Start of Listed entries
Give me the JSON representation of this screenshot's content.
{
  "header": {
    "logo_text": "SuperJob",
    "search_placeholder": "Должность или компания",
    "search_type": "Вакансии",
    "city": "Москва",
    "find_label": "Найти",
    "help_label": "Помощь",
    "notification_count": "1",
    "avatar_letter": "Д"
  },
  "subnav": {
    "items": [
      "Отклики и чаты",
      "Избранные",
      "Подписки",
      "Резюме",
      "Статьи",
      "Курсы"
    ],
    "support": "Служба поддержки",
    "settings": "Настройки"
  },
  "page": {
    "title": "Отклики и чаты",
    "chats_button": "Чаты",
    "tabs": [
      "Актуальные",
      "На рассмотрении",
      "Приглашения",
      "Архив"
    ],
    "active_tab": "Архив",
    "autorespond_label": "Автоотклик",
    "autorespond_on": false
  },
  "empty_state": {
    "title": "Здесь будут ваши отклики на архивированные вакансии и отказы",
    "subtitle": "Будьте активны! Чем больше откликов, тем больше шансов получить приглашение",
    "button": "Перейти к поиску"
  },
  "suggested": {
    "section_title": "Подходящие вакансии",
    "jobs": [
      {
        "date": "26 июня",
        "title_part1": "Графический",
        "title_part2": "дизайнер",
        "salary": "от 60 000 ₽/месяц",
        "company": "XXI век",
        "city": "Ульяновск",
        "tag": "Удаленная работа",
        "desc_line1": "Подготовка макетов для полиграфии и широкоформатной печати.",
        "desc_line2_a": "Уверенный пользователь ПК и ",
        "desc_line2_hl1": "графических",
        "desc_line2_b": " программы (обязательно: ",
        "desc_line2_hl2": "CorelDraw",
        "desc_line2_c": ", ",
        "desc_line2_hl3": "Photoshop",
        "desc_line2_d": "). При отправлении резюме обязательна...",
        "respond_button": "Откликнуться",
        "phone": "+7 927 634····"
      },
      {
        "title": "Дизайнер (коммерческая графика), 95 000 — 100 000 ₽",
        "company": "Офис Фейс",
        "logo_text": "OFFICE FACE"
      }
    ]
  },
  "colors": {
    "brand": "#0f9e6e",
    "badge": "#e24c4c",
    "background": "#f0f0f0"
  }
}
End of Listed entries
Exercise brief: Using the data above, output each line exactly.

Output below:
Give me the JSON representation of this screenshot's content.
{
  "header": {
    "logo_text": "SuperJob",
    "search_placeholder": "Должность или компания",
    "search_type": "Вакансии",
    "city": "Москва",
    "find_label": "Найти",
    "help_label": "Помощь",
    "notification_count": "1",
    "avatar_letter": "Д"
  },
  "subnav": {
    "items": [
      "Отклики и чаты",
      "Избранные",
      "Подписки",
      "Резюме",
      "Статьи",
      "Курсы"
    ],
    "support": "Служба поддержки",
    "settings": "Настройки"
  },
  "page": {
    "title": "Отклики и чаты",
    "chats_button": "Чаты",
    "tabs": [
      "Актуальные",
      "На рассмотрении",
      "Приглашения",
      "Архив"
    ],
    "active_tab": "Архив",
    "autorespond_label": "Автоотклик",
    "autorespond_on": false
  },
  "empty_state": {
    "title": "Здесь будут ваши отклики на архивированные вакансии и отказы",
    "subtitle": "Будьте активны! Чем больше откликов, тем больше шансов получить приглашение",
    "button": "Перейти к поиску"
  },
  "suggested": {
    "section_title": "Подходящие вакансии",
    "jobs": [
      {
        "date": "26 июня",
        "title_part1": "Графический",
        "title_part2": "дизайнер",
        "salary": "от 60 000 ₽/месяц",
        "company": "XXI век",
        "city": "Ульяновск",
        "tag": "Удаленная работа",
        "desc_line1": "Подготовка макетов для полиграфии и широкоформатной печати.",
        "desc_line2_a": "Уверенный пользователь ПК и ",
        "desc_line2_hl1": "графических",
        "desc_line2_b": " программы (обязательно: ",
        "desc_line2_hl2": "CorelDraw",
        "desc_line2_c": ", ",
        "desc_line2_hl3": "Photoshop",
        "desc_line2_d": "). При отправлении резюме обязательна...",
        "respond_button": "Откликнуться",
        "phone": "+7 927 634····"
      },
      {
        "title": "Дизайнер (коммерческая графика), 95 000 — 100 000 ₽",
        "company": "Офис Фейс",
        "logo_text": "OFFICE FACE"
      }
    ]
  },
  "colors": {
    "brand": "#0f9e6e",
    "badge": "#e24c4c",
    "background": "#f0f0f0"
  }
}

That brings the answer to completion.